The Alexis Tsipras victory was based on a campaign that promised Greek people the end of austerity and the demand for a big debt write-off. That would certainly lead to a standoff with Greece’s international lenders. The idea of a Grexit shook the European Union and the shock was felt in international markets as well. The euro started plunging. The morning after the election, the euro was at a nine-year low against the dollar, reaching 0.899 and may drop some more
It is ironic then that the unexpected winner of the Greek election was the U.S. economy. It is ironic because, unknowingly, a radical leftist party with anti-capitalism rhetoric gave the American economy such a tremendous boost by strengthening the U.S. dollar. That should have the party’s far-leftists fuming.
Continue reading Working for the Yankee Dollar: United States, the Unexpected Winner of Greek Elections

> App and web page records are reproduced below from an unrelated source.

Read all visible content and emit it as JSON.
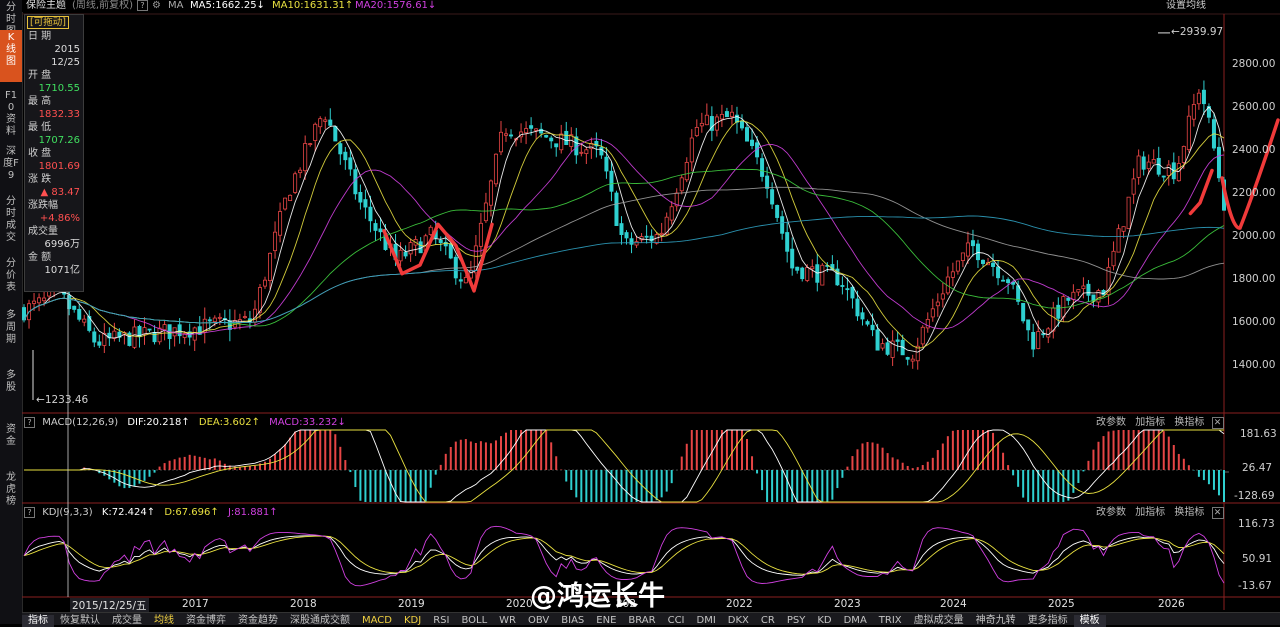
{
  "left_tabs": [
    {
      "label": "分时图",
      "active": false
    },
    {
      "label": "K线图",
      "active": true
    },
    {
      "label": "F10资料",
      "active": false
    },
    {
      "label": "深度F9",
      "active": false
    },
    {
      "label": "分时成交",
      "active": false
    },
    {
      "label": "分价表",
      "active": false
    },
    {
      "label": "多周期",
      "active": false
    },
    {
      "label": "多股",
      "active": false
    },
    {
      "label": "资金",
      "active": false
    },
    {
      "label": "龙虎榜",
      "active": false
    }
  ],
  "topbar": {
    "title": "保险主题",
    "period": "(周线,前复权)",
    "ma_label": "MA",
    "ma5": "MA5:1662.25↓",
    "ma10": "MA10:1631.31↑",
    "ma20": "MA20:1576.61↓",
    "settings": "设置均线"
  },
  "info_panel": {
    "drag_label": "[可拖动]",
    "date_label": "日 期",
    "date_year": "2015",
    "date_md": "12/25",
    "open_label": "开 盘",
    "open": "1710.55",
    "high_label": "最 高",
    "high": "1832.33",
    "low_label": "最 低",
    "low": "1707.26",
    "close_label": "收 盘",
    "close": "1801.69",
    "change_label": "涨 跌",
    "change": "▲ 83.47",
    "pct_label": "涨跌幅",
    "pct": "+4.86%",
    "volume_label": "成交量",
    "volume": "6996万",
    "amount_label": "金 额",
    "amount": "1071亿"
  },
  "price_axis": [
    "2800.00",
    "2600.00",
    "2400.00",
    "2200.00",
    "2000.00",
    "1800.00",
    "1600.00",
    "1400.00"
  ],
  "price_markers": {
    "high": "2939.97",
    "low": "1233.46"
  },
  "macd_panel": {
    "title": "MACD(12,26,9)",
    "dif": "DIF:20.218↑",
    "dea": "DEA:3.602↑",
    "macd": "MACD:33.232↓",
    "axis": [
      "181.63",
      "26.47",
      "-128.69"
    ],
    "tool_params": "改参数",
    "tool_add": "加指标",
    "tool_swap": "换指标",
    "close": "✕"
  },
  "kdj_panel": {
    "title": "KDJ(9,3,3)",
    "k": "K:72.424↑",
    "d": "D:67.696↑",
    "j": "J:81.881↑",
    "axis": [
      "116.73",
      "50.91",
      "-13.67"
    ],
    "tool_params": "改参数",
    "tool_add": "加指标",
    "tool_swap": "换指标",
    "close": "✕"
  },
  "time_axis": {
    "cursor_date": "2015/12/25/五",
    "years": [
      "2017",
      "2018",
      "2019",
      "2020",
      "202",
      "2022",
      "2023",
      "2024",
      "2025",
      "2026"
    ]
  },
  "bottom_tabs": [
    {
      "label": "指标",
      "state": "sel"
    },
    {
      "label": "恢复默认",
      "state": ""
    },
    {
      "label": "成交量",
      "state": ""
    },
    {
      "label": "均线",
      "state": "hl"
    },
    {
      "label": "资金博弈",
      "state": ""
    },
    {
      "label": "资金趋势",
      "state": ""
    },
    {
      "label": "深股通成交额",
      "state": ""
    },
    {
      "label": "MACD",
      "state": "hl"
    },
    {
      "label": "KDJ",
      "state": "hl"
    },
    {
      "label": "RSI",
      "state": ""
    },
    {
      "label": "BOLL",
      "state": ""
    },
    {
      "label": "WR",
      "state": ""
    },
    {
      "label": "OBV",
      "state": ""
    },
    {
      "label": "BIAS",
      "state": ""
    },
    {
      "label": "ENE",
      "state": ""
    },
    {
      "label": "BRAR",
      "state": ""
    },
    {
      "label": "CCI",
      "state": ""
    },
    {
      "label": "DMI",
      "state": ""
    },
    {
      "label": "DKX",
      "state": ""
    },
    {
      "label": "CR",
      "state": ""
    },
    {
      "label": "PSY",
      "state": ""
    },
    {
      "label": "KD",
      "state": ""
    },
    {
      "label": "DMA",
      "state": ""
    },
    {
      "label": "TRIX",
      "state": ""
    },
    {
      "label": "虚拟成交量",
      "state": ""
    },
    {
      "label": "神奇九转",
      "state": ""
    },
    {
      "label": "更多指标",
      "state": ""
    },
    {
      "label": "模板",
      "state": "sel"
    }
  ],
  "watermark": "@鸿运长牛",
  "colors": {
    "up": "#e64545",
    "down": "#2fd0d0",
    "ma5": "#ffffff",
    "ma10": "#e8e040",
    "ma20": "#d040e0",
    "ma60": "#40d040",
    "ma120": "#a0a0a0",
    "ma250": "#2fa0c0",
    "hand_drawn": "#f03a3a",
    "accent": "#d9531e"
  },
  "chart_data": {
    "type": "candlestick",
    "title": "保险主题",
    "period": "weekly",
    "y_range": [
      1233.46,
      2939.97
    ],
    "y_ticks": [
      1400,
      1600,
      1800,
      2000,
      2200,
      2400,
      2600,
      2800
    ],
    "max_label": 2939.97,
    "min_label": 1233.46,
    "selected_bar": {
      "date": "2015-12-25",
      "open": 1710.55,
      "high": 1832.33,
      "low": 1707.26,
      "close": 1801.69
    },
    "years": [
      "2017",
      "2018",
      "2019",
      "2020",
      "2021",
      "2022",
      "2023",
      "2024",
      "2025",
      "2026"
    ],
    "approx_close_path": [
      {
        "t": 0.0,
        "v": 1650
      },
      {
        "t": 0.03,
        "v": 1720
      },
      {
        "t": 0.06,
        "v": 1500
      },
      {
        "t": 0.13,
        "v": 1560
      },
      {
        "t": 0.19,
        "v": 1600
      },
      {
        "t": 0.22,
        "v": 2200
      },
      {
        "t": 0.25,
        "v": 2580
      },
      {
        "t": 0.28,
        "v": 2150
      },
      {
        "t": 0.31,
        "v": 1880
      },
      {
        "t": 0.34,
        "v": 2000
      },
      {
        "t": 0.37,
        "v": 1760
      },
      {
        "t": 0.4,
        "v": 2500
      },
      {
        "t": 0.44,
        "v": 2450
      },
      {
        "t": 0.48,
        "v": 2380
      },
      {
        "t": 0.5,
        "v": 1950
      },
      {
        "t": 0.53,
        "v": 2000
      },
      {
        "t": 0.56,
        "v": 2500
      },
      {
        "t": 0.59,
        "v": 2550
      },
      {
        "t": 0.62,
        "v": 2250
      },
      {
        "t": 0.64,
        "v": 1850
      },
      {
        "t": 0.68,
        "v": 1800
      },
      {
        "t": 0.71,
        "v": 1500
      },
      {
        "t": 0.74,
        "v": 1450
      },
      {
        "t": 0.77,
        "v": 1800
      },
      {
        "t": 0.79,
        "v": 1950
      },
      {
        "t": 0.82,
        "v": 1800
      },
      {
        "t": 0.84,
        "v": 1500
      },
      {
        "t": 0.87,
        "v": 1700
      },
      {
        "t": 0.9,
        "v": 1750
      },
      {
        "t": 0.93,
        "v": 2350
      },
      {
        "t": 0.96,
        "v": 2300
      },
      {
        "t": 0.98,
        "v": 2700
      },
      {
        "t": 0.99,
        "v": 2450
      },
      {
        "t": 1.0,
        "v": 2150
      }
    ],
    "hand_drawn_path": [
      {
        "t": 0.3,
        "v": 2020
      },
      {
        "t": 0.315,
        "v": 1820
      },
      {
        "t": 0.33,
        "v": 1860
      },
      {
        "t": 0.345,
        "v": 2050
      },
      {
        "t": 0.36,
        "v": 1950
      },
      {
        "t": 0.375,
        "v": 1740
      },
      {
        "t": 0.39,
        "v": 2050
      },
      {
        "t": 0.972,
        "v": 2100
      },
      {
        "t": 0.98,
        "v": 2150
      },
      {
        "t": 0.99,
        "v": 2300
      }
    ]
  }
}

companies change/restructuring plan didn’t yield expected results. Chrysler restructured three times in three years but couldn’t avoid filing bankruptcy. BlackBerry was once an undisputed leader in Mobile devices, and JC Penny’s is one of the most recent examples that is struggling and trying to recover from its transformation efforts.
There are numbers of transformation and turnaround strategies with their own focus areas and guiding principles, and by no means am I qualified enough to comment on the effectiveness of those strategies. My point of view leverages and is drawn from how things operate around us. Drawing inferences from the aforementioned companies and their outcomes, let’s explore Organization Reset.

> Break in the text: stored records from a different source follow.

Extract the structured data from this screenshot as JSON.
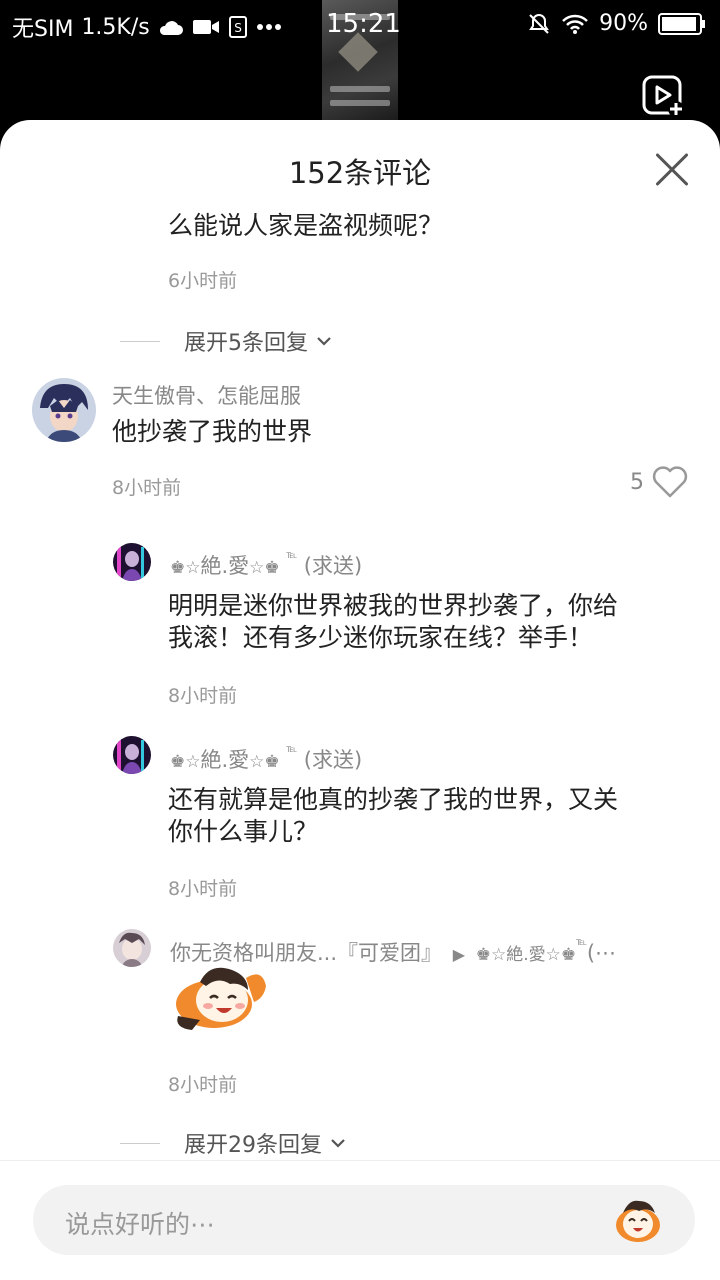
{
  "status_bar": {
    "carrier": "无SIM",
    "speed": "1.5K/s",
    "time": "15:21",
    "battery": "90%",
    "icons": [
      "cloud-icon",
      "video-icon",
      "sim-icon",
      "more-dots-icon",
      "mute-bell-icon",
      "wifi-icon",
      "battery-icon"
    ]
  },
  "sheet": {
    "title": "152条评论"
  },
  "top_reply": {
    "text": "么能说人家是盗视频呢？",
    "time": "6小时前"
  },
  "expand_1": "展开5条回复",
  "comment": {
    "user": "天生傲骨、怎能屈服",
    "text": "他抄袭了我的世界",
    "time": "8小时前",
    "likes": "5"
  },
  "replies": [
    {
      "user_sym_left": "♚☆",
      "user_main": "絶.愛",
      "user_sym_right": "☆♚",
      "user_tel": "℡",
      "user_suffix": "(求送)",
      "line1": "明明是迷你世界被我的世界抄袭了，你给",
      "line2": "我滚！还有多少迷你玩家在线？举手！",
      "time": "8小时前"
    },
    {
      "user_sym_left": "♚☆",
      "user_main": "絶.愛",
      "user_sym_right": "☆♚",
      "user_tel": "℡",
      "user_suffix": "(求送)",
      "line1": "还有就算是他真的抄袭了我的世界，又关",
      "line2": "你什么事儿？",
      "time": "8小时前"
    },
    {
      "user": "你无资格叫朋友...『可爱团』",
      "arrow": "▶",
      "reply_to": "♚☆絶.愛☆♚",
      "reply_to_tel": "℡",
      "reply_to_suffix": "(⋯",
      "time": "8小时前"
    }
  ],
  "expand_2": "展开29条回复",
  "input": {
    "placeholder": "说点好听的⋯"
  },
  "colors": {
    "text": "#222222",
    "muted": "#999999",
    "input_bg": "#f2f2f2"
  }
}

Continue reading Organization Reset – Different perspective for Transformation & Turnaround
Dr. Nouriel Roubini is Chairman of is Chairman of Roubini Global Economics, Professor of Economics at the Stern School of Business, New York University, and co-author of the book Crisis Economics.
This article is published in the Social Europe Journal: http://bit.ly/1sy00sw
See also “The Technology Imperative: What Jobs, Jobs, Jobs, Really Means in the 21st Century” www.GavdosPress.com
Technology innovators and CEOs seem positively giddy nowadays about what the future will bring. New manufacturing technologies have generated feverish excitement about what some see as a Third Industrial Revolution. In the years ahead, technological improvements in robotics and automation will boost productivity and efficiency, implying significant economic gains for companies. But, unless the proper policies to nurture job growth are put in place, it remains uncertain whether demand for labor will continue to grow as technology marches forward.
Recent technological advances have three biases: They tend to be capital-intensive (thus favoring those who already have financial resources); skill-intensive (thus favoring those who already have a high level of technical proficiency); and labor-saving (thus reducing the total number of unskilled and semi-skilled jobs in the economy). The risk is that robotics and automation will displace workers in blue-collar manufacturing jobs before the dust of the Third Industrial Revolution settles.
Continue reading Will Technology Destroy Jobs?